the coin silver spoons and Eloise
is ours and Pheobe was this room
is ours the square bed and the
threshing here was ours the si-
lences the Paris bedspread and
the dressers and my red desk in
the alcove and your bathroom tub
the inky tentacles e-mail was ours
and phone calls and what makes
you think you're you was always

           pretend you're with me as
you read this all the empty
hours were ours the rattling down
the hall the perfect view across
the road the hills the walls the
white fence fallen branches bit-
tersweet the stairs the girls are
ours the love the friends the
silences your voice your eyes your
hair your neck the beauty all are
ours the empty mornings and the
silences were ours the staring at
the fire before it died the grappa
and the whiskey in etched glasses
and the bellows the black marble
fireplace and Chris's gavel Mol-
lie's picture Christopher's two
drawings dinner by the fire was
ours the sausages the peppermint
foot rub your cowhide slipeprs
endless books too many you kept
saying in the halfway house hu-
midity and hummingbirds all ours
all ours the afternoons the misty
mornings looking up the lawn the
copper beech the peegees turning
purple Haystack and the deep
sleeps the Bald mountain treks
the fern walk and the two chairs
by the stream we never sat in
and the little living room and
Libby's paths the Alfords' rugs the
girls my parents' nesting tables
Pete Street's hidden staircase
all the evenings the talk the
laughter all the music all the
friends the silences the girls and
everything that was and wasn't

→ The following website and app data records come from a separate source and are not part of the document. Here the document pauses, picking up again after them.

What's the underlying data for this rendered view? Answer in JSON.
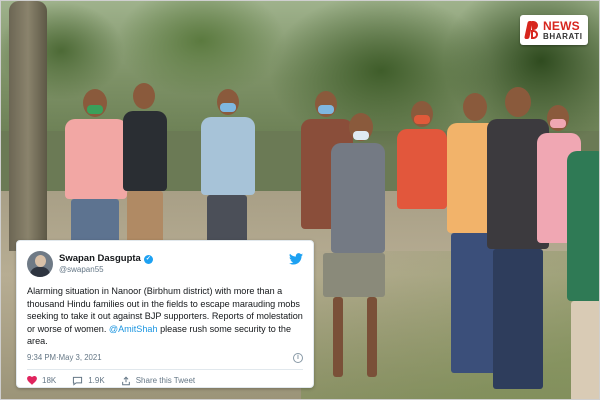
{
  "logo": {
    "top_text": "NEWS",
    "bottom_text": "BHARATI",
    "brand_color": "#d7261e"
  },
  "tweet": {
    "display_name": "Swapan Dasgupta",
    "handle": "@swapan55",
    "verified_icon": "verified-badge-icon",
    "platform_icon": "twitter-bird-icon",
    "body_part1": "Alarming situation in Nanoor (Birbhum district) with more than a thousand Hindu families out in the fields to escape marauding mobs seeking to take it out against BJP supporters. Reports of molestation or worse of women.",
    "mention": "@AmitShah",
    "body_part2": " please rush some security to the area.",
    "time": "9:34 PM",
    "separator": " · ",
    "date": "May 3, 2021",
    "info_icon": "info-icon",
    "likes_count": "18K",
    "replies_count": "1.9K",
    "share_label": "Share this Tweet",
    "accent_color": "#1da1f2",
    "like_color": "#e0245e"
  }
}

           and hours were ours the
walks the silent drives the si-
lences unspoken love the lacks
the guilt the missing the alone-
ness what we couldn't do the
what we didn't say the things I
couldn't do the one I couldn't
be and wanted to and didn't is
ours too and rage is ours and
loss and hours alone are our
the silences the hall the girls
and the unknown was ours the fu-
ture that we couldn't share the
fear the falling leaves and fail-
ing ruining the fault lines and
the love lines and incomprehen-
sion and the need to know and to
be known and broken faith deri-
sion denigration power was ours
and powerlessness and struggle
and my twisted heart that got un-
twisted and your face your voice
your neck your back the tears
the girls the life I left the lost
life all of it was ours is ours
was ours is ours was

From Jonathan  Galassi, Left-handed: Poems (2012).